June 22, 2022. Bay Area, CA. Fearing the impact from the faulty and hateful language of California’s bill AB 2282, more than 110 American Hindu, Buddhist and Jain organizations, federations and groups from twenty states, including forty three from California, sent a letter to California’s Senate Public Safety Committee. While supporting the overall intent of the bill, the Dharmic organizations emphasized that it continues to associate the sacred Swastika with Hitler’s symbol of hate via its usage of the words “Nazi Swastika.” Equally problematic is the insertion of new language that incorrectly states that the “Nazi Swastika” was the official emblem of the Nazi party. AB 2282 is currently working its way through the state legislature.
The letter urged the Senate to remove “Nazi Swastika” and instead utilize words such as “Nazi emblem” or “Nazi symbol of hate.” The letter also asked to add words such as “incorrectly known as” before the term Nazi Swastika, which would clarify that Hitler and Nazis never used the word “Swastika” – only “Hakenkreuz.”
“Instead of using this opportunity to correct a historical injustice, AB2282 bill reiterates language that falsely associates our sacred and religious symbol of Swastika with the Nazis. We request Assemblywoman Rebecca Bauer-Kahan to do better,” said CoHNA Board Member and Bay Area Chapter Lead, Pushpita Prasad. “The amended language of the bill will continue to curtail the freedom of religion for Americans of Hindu, Buddhist, and Jain faiths and perpetuate popular beliefs that tie the Swastika with Nazi hate. This type of language has created a situation, where people are trained to hate and fear the Swastika, without considering context, creating an environment where our safety is threatened.”
Misinformation about the Swastika has real life consequences. Just this month, in the Bay Area itself, a popular summer camp was abruptly shut down over Swastika misunderstandings, leaving 900 children without a safe place in the summer and forcing the owners to remove the sacred Buddhist art. This happened even though the staff knew that the symbol was Buddhist in origin and predated the rise of Hitler.

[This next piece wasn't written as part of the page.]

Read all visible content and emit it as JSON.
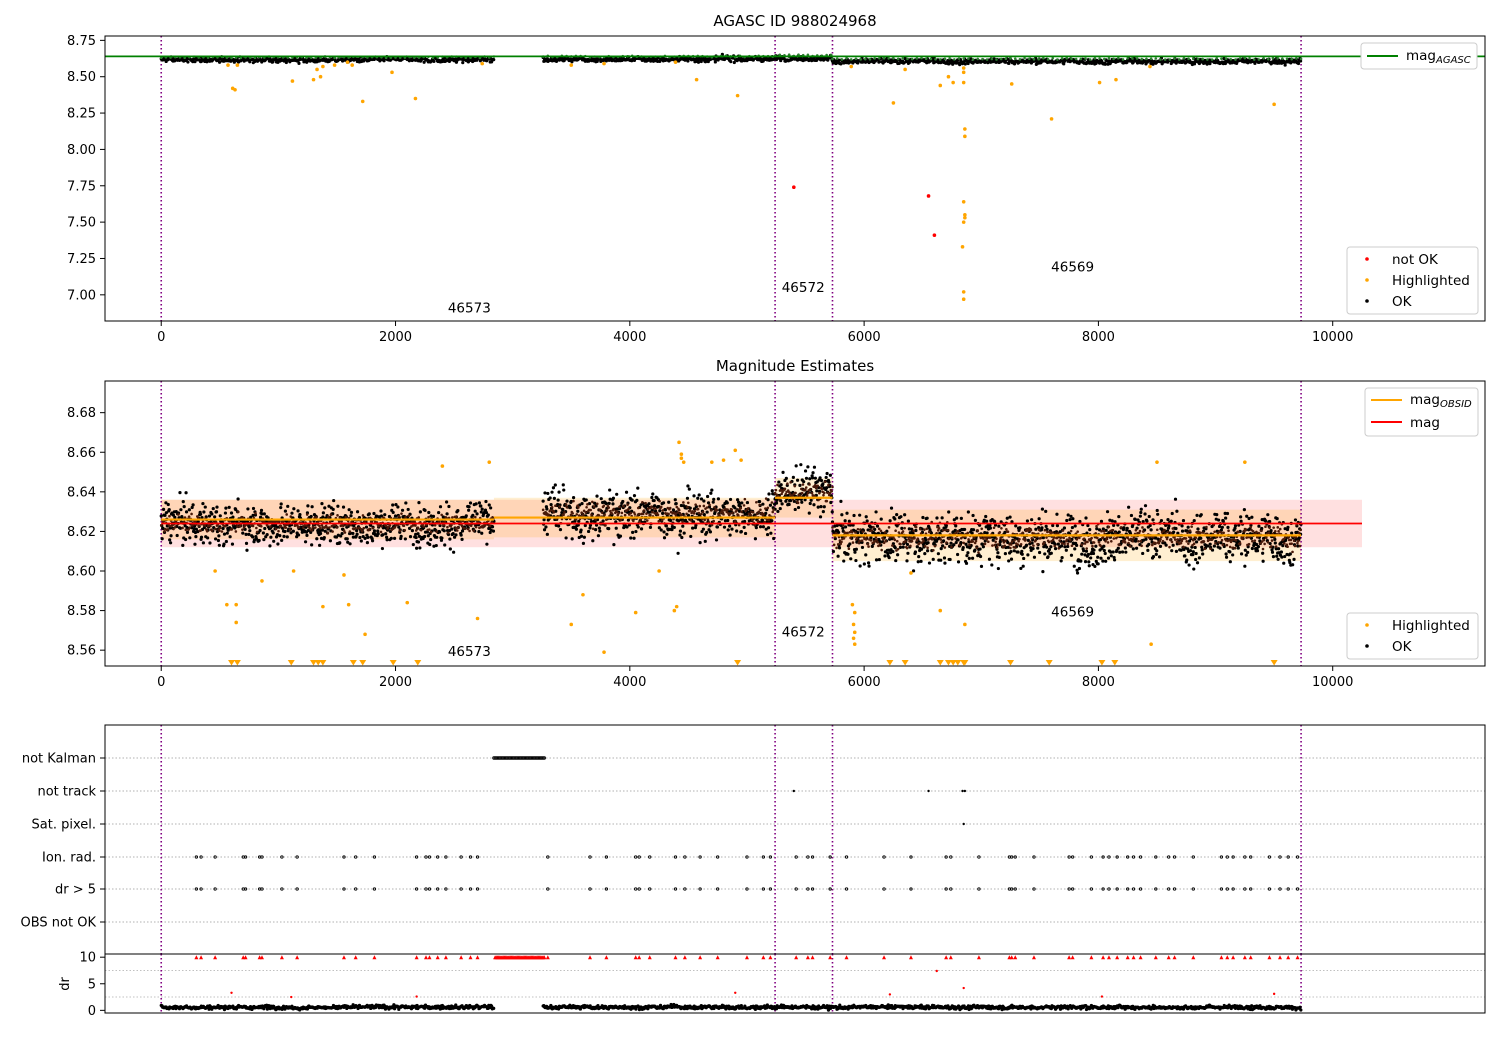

While the amended bill does insert the word “Hakenkreuz” (hooked cross) once, it refers to Hitler’s hate symbol and the Nazi party emblem as “Nazi Swastika” several times through the rest of the bill. The bill’s title itself falsely labels the Nazi hate symbol simply as “Swastika,” in the same class as a noose. Most problematically, AB 2282 even goes a step further than the existing California penal code by inserting new words such as “…Nazi Swastika that was the official emblem of the Nazi party,” which effectively negates the good done by the insertion of Hakenkreuz and creates the false idea of a “good Swastika” and a “bad Swastika.”
As recent research has shown, this belief is not just hurtful to minority religious groups living in California, it’s also factually wrong. Hitler always referred to his symbol as “Hakenkreuz,” a term that was also widely used by newspaper reports and journals of the time. This historic fact was changed in popular perception by faulty journalism and scholarship in the years following World War 2.
From the beginning of its Swastika Education and Awareness Campaign two years ago in the state of New York, CoHNA and its Hindu, Buddhist and Jain organizational partners have consistently maintained that the usage of the words “Nazi Swastika” violates the religious beliefs of these communities and continues to incorrectly label a sacred symbol that is thousands of year old as an emblem of hate and genocide. To correct this false narrative, many steps have been undertaken. CoHNA has also created a full Youtube playlist on the Swastika, including multi-faith events with researchers, academics and spiritual leaders from various backgrounds.
Since late April, CoHNA has also attempted to work with Assemblymember Bauer-Kahan’s office and educate them on the important differences between the two symbols, to use the word “Swastika” only when referring to the sacred symbol and use the words “Hakenkreuz,” “Nazi Hakenkreuz,” “Nazi hooked cross,” “Nazi hate symbol,” etc. when referring to Hitler’s symbol of hate. The organization has provided suggested language that can be incorporated into the legislation in order to make it inclusive while also condemning hate and intolerance.
The groups agreed to continue the dialogue and outreach to lawmakers in California and impress upon them the importance of language and context when referring to sacred symbols vs symbols of hate. California lawmakers have a historic opportunity to do the right thing and set the path for others to follow.
CoHNA and its partners will engage with legislators and oppose the bill in its current form until the language is amended while simultaneously standing in solidarity with the Jewish, African American and other communities targeted by hatred and bigotry using the Nazi Hakenkreuz.
For additional information and educational materials on the Swastika, please visit https://cohna.org/swastika